--- DATA TO PROCESS Enclosed Below ---
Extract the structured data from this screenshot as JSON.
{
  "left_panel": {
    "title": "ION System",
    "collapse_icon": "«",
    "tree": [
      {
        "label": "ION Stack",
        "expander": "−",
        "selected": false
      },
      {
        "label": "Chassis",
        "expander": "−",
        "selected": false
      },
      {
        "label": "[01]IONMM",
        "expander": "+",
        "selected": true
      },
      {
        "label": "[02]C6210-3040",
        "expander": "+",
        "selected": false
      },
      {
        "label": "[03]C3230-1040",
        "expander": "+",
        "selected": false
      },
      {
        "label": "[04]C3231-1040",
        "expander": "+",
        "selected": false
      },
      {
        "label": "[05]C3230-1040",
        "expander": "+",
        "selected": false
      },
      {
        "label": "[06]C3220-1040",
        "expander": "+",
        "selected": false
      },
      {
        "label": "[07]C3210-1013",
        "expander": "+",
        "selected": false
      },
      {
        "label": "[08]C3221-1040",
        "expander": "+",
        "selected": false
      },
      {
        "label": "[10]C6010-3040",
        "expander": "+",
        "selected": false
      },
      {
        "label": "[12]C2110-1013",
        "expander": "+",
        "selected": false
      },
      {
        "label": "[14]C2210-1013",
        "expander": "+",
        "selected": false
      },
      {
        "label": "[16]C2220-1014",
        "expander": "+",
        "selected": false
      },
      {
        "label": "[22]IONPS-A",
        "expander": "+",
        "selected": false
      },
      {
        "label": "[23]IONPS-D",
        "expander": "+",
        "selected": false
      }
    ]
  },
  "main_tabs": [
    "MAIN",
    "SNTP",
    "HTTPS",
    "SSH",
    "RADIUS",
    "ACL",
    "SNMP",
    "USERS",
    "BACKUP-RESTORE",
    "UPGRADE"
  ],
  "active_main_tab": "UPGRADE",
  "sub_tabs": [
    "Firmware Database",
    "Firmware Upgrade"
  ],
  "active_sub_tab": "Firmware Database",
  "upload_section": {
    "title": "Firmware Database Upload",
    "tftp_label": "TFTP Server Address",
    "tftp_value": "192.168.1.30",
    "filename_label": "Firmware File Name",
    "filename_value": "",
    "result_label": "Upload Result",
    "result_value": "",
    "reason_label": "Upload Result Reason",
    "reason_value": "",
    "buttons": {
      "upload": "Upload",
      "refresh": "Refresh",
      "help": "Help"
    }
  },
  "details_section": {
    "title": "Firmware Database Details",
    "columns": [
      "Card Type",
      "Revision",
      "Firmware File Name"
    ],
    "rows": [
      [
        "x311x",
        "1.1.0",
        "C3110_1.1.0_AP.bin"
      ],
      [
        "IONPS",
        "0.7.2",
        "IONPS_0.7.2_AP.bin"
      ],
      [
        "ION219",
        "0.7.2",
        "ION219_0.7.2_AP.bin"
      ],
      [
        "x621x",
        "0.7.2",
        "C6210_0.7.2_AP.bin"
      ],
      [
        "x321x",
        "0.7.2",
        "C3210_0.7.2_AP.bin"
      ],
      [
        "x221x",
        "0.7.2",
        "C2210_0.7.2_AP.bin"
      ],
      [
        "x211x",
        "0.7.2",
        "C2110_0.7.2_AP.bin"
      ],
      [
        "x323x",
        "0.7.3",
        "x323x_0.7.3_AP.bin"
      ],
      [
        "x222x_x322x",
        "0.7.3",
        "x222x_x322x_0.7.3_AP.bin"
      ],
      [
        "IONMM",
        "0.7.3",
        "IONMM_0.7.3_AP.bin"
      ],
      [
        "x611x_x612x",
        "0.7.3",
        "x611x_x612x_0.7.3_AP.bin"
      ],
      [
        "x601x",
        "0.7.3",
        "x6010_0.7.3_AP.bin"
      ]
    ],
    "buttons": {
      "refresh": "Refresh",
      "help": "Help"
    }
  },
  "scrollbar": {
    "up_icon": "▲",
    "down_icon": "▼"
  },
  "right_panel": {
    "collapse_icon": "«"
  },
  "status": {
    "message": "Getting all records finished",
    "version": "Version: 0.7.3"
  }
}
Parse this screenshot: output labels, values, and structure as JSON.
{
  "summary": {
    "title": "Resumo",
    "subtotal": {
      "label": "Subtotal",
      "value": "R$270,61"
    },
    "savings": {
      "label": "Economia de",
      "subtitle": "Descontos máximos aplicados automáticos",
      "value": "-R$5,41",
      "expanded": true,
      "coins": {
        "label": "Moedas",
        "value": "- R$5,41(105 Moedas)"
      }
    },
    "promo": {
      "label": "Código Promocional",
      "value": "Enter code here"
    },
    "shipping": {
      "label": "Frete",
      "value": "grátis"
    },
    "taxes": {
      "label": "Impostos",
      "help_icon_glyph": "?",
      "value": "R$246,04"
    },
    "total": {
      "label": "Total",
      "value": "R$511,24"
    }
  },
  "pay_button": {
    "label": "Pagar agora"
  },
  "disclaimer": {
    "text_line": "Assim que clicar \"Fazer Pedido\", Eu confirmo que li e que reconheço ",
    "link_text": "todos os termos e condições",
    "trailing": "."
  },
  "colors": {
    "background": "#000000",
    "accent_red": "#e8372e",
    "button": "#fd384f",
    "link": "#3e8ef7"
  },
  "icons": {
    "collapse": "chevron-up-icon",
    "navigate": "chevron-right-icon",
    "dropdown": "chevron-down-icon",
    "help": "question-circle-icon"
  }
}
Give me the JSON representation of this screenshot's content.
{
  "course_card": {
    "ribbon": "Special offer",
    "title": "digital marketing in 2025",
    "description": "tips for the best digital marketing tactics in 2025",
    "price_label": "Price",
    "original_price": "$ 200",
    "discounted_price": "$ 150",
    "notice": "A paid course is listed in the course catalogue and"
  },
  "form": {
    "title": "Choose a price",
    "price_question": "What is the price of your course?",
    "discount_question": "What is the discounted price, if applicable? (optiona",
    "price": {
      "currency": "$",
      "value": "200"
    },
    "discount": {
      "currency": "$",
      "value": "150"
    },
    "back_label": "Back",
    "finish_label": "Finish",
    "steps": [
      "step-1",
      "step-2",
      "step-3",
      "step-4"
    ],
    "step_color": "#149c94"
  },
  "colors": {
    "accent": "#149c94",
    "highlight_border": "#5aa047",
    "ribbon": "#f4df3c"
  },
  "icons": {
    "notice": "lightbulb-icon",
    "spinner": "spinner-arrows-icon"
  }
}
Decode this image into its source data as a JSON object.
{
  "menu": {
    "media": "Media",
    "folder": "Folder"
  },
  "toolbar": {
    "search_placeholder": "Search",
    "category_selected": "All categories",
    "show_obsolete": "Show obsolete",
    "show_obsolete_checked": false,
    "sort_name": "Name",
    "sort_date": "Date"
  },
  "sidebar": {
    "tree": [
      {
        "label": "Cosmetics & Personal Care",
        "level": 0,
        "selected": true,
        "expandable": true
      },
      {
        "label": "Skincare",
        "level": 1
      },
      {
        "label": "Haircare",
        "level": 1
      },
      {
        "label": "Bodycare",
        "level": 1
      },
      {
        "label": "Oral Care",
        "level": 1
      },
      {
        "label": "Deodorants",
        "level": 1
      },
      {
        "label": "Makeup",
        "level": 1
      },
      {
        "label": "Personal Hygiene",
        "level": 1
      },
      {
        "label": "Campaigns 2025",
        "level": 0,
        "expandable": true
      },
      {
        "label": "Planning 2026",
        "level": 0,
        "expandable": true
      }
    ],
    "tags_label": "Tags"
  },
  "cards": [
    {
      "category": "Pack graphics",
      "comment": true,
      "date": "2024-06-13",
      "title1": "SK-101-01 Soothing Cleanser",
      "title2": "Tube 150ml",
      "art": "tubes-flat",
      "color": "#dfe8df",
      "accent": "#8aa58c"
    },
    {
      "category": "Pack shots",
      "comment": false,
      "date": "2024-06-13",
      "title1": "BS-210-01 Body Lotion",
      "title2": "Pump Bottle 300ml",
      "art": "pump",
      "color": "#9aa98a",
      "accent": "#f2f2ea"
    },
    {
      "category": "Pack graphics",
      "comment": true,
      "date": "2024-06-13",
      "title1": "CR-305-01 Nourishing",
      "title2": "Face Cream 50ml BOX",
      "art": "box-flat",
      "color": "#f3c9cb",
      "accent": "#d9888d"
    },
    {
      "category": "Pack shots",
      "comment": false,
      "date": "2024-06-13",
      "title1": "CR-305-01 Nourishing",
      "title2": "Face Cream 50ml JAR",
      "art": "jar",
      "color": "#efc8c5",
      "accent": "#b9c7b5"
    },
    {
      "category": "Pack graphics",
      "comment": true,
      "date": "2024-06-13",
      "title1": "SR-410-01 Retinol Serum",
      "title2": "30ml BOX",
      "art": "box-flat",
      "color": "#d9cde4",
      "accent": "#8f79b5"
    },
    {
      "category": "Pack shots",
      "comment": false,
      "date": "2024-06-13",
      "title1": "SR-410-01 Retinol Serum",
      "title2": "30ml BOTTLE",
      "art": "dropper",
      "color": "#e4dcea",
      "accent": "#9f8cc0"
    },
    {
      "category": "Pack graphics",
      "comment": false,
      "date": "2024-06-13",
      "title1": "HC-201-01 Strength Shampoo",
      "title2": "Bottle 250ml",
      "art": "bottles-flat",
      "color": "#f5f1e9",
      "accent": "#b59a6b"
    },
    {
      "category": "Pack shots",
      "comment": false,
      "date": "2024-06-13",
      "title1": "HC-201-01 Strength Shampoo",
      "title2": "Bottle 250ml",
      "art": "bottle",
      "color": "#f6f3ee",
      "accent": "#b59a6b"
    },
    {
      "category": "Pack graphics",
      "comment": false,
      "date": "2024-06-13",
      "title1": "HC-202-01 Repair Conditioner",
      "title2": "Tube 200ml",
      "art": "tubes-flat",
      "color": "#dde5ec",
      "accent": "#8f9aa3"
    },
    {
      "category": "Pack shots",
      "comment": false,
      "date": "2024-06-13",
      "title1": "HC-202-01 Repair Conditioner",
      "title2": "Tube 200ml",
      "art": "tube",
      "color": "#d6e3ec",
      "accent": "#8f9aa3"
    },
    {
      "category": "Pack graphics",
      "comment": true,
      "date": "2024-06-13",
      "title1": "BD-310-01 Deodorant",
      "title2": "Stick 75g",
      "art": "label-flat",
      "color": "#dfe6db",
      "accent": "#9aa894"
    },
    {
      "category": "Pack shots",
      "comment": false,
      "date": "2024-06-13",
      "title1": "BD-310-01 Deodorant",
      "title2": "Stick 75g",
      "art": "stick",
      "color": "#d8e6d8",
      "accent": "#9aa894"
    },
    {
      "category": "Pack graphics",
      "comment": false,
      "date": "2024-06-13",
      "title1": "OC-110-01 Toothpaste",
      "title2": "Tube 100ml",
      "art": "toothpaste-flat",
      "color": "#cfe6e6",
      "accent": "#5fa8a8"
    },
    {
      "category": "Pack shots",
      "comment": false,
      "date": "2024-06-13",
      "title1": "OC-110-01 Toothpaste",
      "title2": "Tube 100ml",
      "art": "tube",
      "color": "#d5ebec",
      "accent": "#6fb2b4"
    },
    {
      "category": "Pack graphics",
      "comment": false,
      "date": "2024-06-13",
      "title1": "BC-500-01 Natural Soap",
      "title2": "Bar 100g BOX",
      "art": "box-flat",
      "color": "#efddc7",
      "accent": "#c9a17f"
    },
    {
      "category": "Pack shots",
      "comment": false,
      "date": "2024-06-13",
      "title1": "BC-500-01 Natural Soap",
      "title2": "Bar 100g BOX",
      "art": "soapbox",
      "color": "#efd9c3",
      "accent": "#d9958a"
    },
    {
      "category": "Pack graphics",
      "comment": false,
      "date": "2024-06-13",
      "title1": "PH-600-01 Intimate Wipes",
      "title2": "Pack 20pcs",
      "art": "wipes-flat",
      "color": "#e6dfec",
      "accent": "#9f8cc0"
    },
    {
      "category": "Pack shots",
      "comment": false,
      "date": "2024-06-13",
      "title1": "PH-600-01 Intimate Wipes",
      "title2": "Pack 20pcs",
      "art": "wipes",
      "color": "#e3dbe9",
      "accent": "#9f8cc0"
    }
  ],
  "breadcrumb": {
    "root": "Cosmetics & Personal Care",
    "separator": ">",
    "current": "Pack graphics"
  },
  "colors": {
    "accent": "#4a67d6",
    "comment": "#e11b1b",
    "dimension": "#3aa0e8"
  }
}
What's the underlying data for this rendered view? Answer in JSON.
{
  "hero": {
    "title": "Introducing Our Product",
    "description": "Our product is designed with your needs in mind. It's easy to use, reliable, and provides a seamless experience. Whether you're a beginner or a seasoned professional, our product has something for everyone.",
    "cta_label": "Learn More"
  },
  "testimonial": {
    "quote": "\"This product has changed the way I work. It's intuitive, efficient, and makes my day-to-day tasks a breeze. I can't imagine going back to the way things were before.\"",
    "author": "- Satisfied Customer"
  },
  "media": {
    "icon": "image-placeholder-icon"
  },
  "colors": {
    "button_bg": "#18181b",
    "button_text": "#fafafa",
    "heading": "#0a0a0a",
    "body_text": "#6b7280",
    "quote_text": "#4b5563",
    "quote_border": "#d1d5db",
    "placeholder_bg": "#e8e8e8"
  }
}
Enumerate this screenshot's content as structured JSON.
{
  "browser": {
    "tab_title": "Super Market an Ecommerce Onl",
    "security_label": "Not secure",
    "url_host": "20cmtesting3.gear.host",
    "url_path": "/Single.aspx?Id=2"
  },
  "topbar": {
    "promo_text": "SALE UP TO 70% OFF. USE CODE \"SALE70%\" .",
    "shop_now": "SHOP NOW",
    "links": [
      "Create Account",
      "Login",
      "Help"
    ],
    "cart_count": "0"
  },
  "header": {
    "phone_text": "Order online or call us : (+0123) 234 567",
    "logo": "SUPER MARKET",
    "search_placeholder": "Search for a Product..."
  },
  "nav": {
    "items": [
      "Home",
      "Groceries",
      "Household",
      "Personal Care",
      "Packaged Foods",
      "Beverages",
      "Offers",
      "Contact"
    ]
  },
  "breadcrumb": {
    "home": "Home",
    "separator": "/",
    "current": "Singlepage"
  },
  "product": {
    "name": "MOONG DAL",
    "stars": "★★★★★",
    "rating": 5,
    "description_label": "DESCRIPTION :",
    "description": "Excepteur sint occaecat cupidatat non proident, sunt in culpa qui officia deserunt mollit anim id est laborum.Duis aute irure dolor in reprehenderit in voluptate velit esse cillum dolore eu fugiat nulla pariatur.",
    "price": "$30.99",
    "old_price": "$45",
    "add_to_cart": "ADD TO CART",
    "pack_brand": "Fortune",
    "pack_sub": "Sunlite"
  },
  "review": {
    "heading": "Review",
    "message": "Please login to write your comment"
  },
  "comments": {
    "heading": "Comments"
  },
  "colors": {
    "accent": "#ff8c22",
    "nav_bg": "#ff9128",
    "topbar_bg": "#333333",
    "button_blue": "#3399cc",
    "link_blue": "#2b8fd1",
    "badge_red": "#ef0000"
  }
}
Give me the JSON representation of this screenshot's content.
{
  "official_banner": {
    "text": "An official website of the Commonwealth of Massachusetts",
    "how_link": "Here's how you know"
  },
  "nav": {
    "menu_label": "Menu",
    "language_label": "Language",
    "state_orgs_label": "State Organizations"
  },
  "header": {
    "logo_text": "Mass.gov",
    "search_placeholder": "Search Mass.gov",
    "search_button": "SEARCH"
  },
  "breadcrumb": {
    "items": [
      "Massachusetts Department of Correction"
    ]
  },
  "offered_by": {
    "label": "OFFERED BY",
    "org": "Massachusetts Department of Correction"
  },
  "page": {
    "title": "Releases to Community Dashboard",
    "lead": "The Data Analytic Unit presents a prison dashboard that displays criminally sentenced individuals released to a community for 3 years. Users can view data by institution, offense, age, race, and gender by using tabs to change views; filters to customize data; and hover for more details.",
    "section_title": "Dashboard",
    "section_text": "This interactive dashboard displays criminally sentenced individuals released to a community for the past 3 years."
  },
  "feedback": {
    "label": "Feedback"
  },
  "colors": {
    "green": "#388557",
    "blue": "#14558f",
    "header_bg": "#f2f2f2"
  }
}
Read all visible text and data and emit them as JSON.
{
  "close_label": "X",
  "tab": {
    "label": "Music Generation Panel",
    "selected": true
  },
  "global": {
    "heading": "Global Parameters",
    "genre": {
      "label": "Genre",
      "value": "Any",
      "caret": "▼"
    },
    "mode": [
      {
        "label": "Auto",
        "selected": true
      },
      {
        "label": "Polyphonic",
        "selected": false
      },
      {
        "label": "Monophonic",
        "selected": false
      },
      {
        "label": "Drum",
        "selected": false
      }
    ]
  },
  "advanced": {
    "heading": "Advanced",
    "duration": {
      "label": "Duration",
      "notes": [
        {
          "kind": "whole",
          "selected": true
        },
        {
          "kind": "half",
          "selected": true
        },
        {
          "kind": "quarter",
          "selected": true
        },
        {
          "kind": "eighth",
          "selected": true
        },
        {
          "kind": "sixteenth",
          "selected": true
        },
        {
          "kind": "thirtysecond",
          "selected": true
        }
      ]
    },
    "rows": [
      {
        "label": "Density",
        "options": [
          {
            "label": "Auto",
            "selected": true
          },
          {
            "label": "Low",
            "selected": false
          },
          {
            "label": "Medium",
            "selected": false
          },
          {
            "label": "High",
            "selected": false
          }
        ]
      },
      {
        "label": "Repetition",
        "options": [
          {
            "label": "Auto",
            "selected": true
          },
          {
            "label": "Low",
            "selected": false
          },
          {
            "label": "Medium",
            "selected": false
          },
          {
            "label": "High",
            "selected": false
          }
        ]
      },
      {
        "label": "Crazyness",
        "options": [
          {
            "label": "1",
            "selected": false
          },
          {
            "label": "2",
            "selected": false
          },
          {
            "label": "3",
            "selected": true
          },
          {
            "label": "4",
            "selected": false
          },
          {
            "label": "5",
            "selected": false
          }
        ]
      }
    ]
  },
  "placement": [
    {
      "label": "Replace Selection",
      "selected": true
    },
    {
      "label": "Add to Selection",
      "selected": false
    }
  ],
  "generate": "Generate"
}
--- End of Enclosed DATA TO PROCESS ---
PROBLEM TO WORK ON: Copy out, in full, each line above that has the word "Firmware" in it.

WORKED SOLUTION:
    "Firmware Database",
    "Firmware Upgrade"
  "active_sub_tab": "Firmware Database",
    "title": "Firmware Database Upload",
    "filename_label": "Firmware File Name",
    "title": "Firmware Database Details",
      "Firmware File Name"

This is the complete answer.